  3. There's a lot more happening for the 50th that were reported in the NY tImes article - here's a partial list but a lot more is not listed here: And don't forget to get a copy of the 50th souvenir passeport - you can have it stamped at most of the official activities, shows or museum: Here's a small sample of the available visas for 2017:
  4. The were called AIR DENSITY EXPLORER (ADE) They made the first page of the 1967 RCA Electronic Age magazine :
  5. They are low altitude satellites - a lot of visitor in 67 though they represented the planets!
  6. As a souvenir, here's a couple of photos I took of the US Pavillon in 67 A few more
  7. A quote from a former Canadian Pavillon Hostess : "I think we all turned out better than we thought we would," - That is the main Expo 67 legacy for those who were lucky enough to work there!
  8. Unfortunately, the Bubble had a lot of design flaws – one the main problem was, as you said Jim, water. Heat had an effect on the structure and it moved ever so slightly but enough to cause water problem when there was hard rain. But a 4/5 sphere represents a lot of air – air that needs to be heated and cooled and there is the main reason why they decided not to rebuild the cover in 1992 when they were planning the renovation. The plastic covering was not a problem – a few years after the fire, Shoji Sadao, the architect of the US pavilion (and not Buckminster Fuller!) had found new plastics that were basically fireproof. And the cost of re-covering the structure again was not a real issue – it was the extremely high cost of heating and cooling the building that made the architect that did the renovation go another way. But to be fair, the building is still wonderful and respectful of Fuller since the sphere itself is still there. They also repaired and kept all the platforms so if you saw it before the fire, you still get the basic feeling of how it felt to be inside it but without the huge escalator though Here's the pavilion, a few months after the fire in 1976
  9. As a coincidence, Bill was in Montreal a few days ago and I had the pleasure of reintroducing him to the former US pavillon - he was with his wife Carol Along with a Virtual Reality tour of the Labyrinth... This is basically the view Bill had (photo 2016)
  10. Yep - Man in the Community was situated between the Labyrinth and Habitat

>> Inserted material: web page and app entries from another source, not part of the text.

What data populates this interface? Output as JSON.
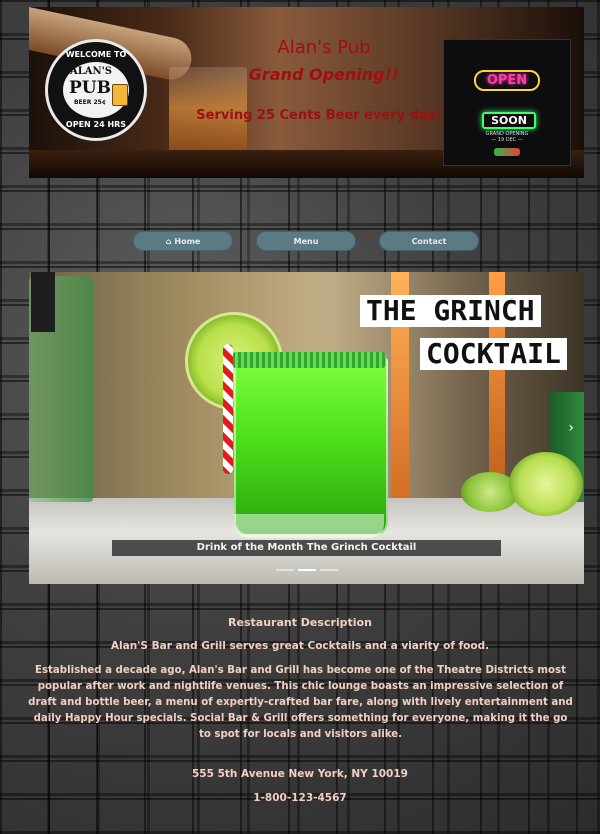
{
  "header": {
    "logo": {
      "ring_top": "WELCOME TO",
      "name": "ALAN'S",
      "pub": "PUB",
      "beer": "BEER 25¢",
      "ring_bottom": "OPEN 24 HRS"
    },
    "title": "Alan's Pub",
    "subtitle": "Grand Opening!!",
    "offer": "Serving 25 Cents Beer every day!",
    "sign": {
      "open": "OPEN",
      "soon": "SOON",
      "date_line1": "GRAND OPENING",
      "date_line2": "— 19 DEC —"
    }
  },
  "nav": {
    "home_label": "Home",
    "home_icon": "home-icon",
    "menu_label": "Menu",
    "contact_label": "Contact"
  },
  "carousel": {
    "sign_line1": "THE GRINCH",
    "sign_line2": "COCKTAIL",
    "caption": "Drink of the Month The Grinch Cocktail",
    "next_icon": "chevron-right-icon"
  },
  "description": {
    "title": "Restaurant Description",
    "line": "Alan'S Bar and Grill serves great Cocktails and a viarity of food.",
    "paragraph": "Established a decade ago, Alan's Bar and Grill has become one of the Theatre Districts most popular after work and nightlife venues. This chic lounge boasts an impressive selection of draft and bottle beer, a menu of expertly-crafted bar fare, along with lively entertainment and daily Happy Hour specials. Social Bar & Grill offers something for everyone, making it the go to spot for locals and visitors alike."
  },
  "contact": {
    "address": "555 5th Avenue New York, NY 10019",
    "phone": "1-800-123-4567"
  },
  "colors": {
    "banner_text": "#a00f0f",
    "nav_button": "#5a7b84",
    "body_text": "#f4cfc1"
  }
}
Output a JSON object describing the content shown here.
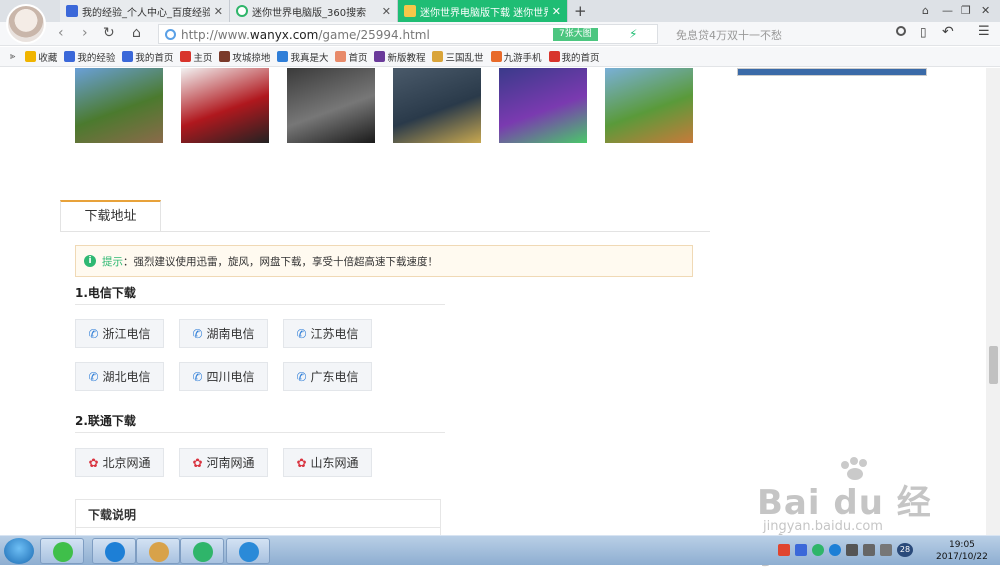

  11. Just a small correction Jim - Montreal was awarded the 1967 Expo in november 1962. As far as I've been able to research that pavillon, it seems that part of the problem was the lack of financial backing from private industries, mostly shipowners like Canada Steamship. Both US and Canadian management Co. for the Seaway were ready to participate financially though
  12. They did type of winterzing to several pavillon in 1968:
  13. ST-LAWRENCE SEAWAY PAVILLON – NOT BUILT Preliminary drawings of the pavilion – in the center there was to be a giant mock-up of the Great Lakes – St-Lawrence. I’m still researching this pavilion so I don’t have yet the proposed location nor the reason why it was not built
  14. Jim, here's a 1967 photo taken almost at the same place - it makes it easier to compare
  15. Actually Jim, it's on St. Helen's Island, beside the old Holland pavilion